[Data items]
···

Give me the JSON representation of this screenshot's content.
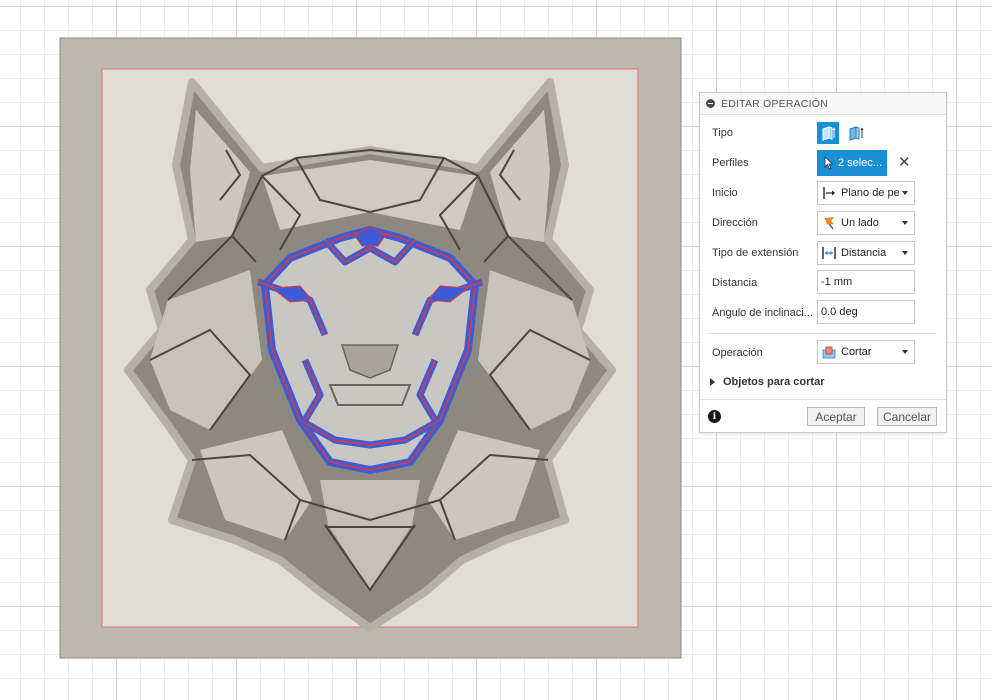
{
  "panel": {
    "title": "EDITAR OPERACIÓN",
    "rows": {
      "tipo": {
        "label": "Tipo"
      },
      "perfiles": {
        "label": "Perfiles",
        "value": "2 selec..."
      },
      "inicio": {
        "label": "Inicio",
        "value": "Plano de pe..."
      },
      "direccion": {
        "label": "Dirección",
        "value": "Un lado"
      },
      "tipo_extension": {
        "label": "Tipo de extensión",
        "value": "Distancia"
      },
      "distancia": {
        "label": "Distancia",
        "value": "-1 mm"
      },
      "angulo": {
        "label": "Ángulo de inclinaci...",
        "value": "0.0 deg"
      },
      "operacion": {
        "label": "Operación",
        "value": "Cortar"
      }
    },
    "objetos_label": "Objetos para cortar",
    "buttons": {
      "ok": "Aceptar",
      "cancel": "Cancelar"
    }
  },
  "colors": {
    "accent": "#1a8fd3",
    "plate": "#bdb8ae",
    "face": "#e0ddd6",
    "sketch": "#e53935",
    "selection": "#3d5bd6"
  },
  "icons": {
    "collapse": "minus-circle-icon",
    "tipo_solid": "solid-extrude-icon",
    "tipo_surface": "surface-extrude-icon",
    "perfiles": "cursor-arrow-icon",
    "clear": "close-icon",
    "inicio": "profile-plane-icon",
    "direccion": "flag-icon",
    "extension": "distance-icon",
    "operacion": "cut-icon",
    "info": "info-icon"
  }
}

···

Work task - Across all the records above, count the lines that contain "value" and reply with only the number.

Exercise response - 7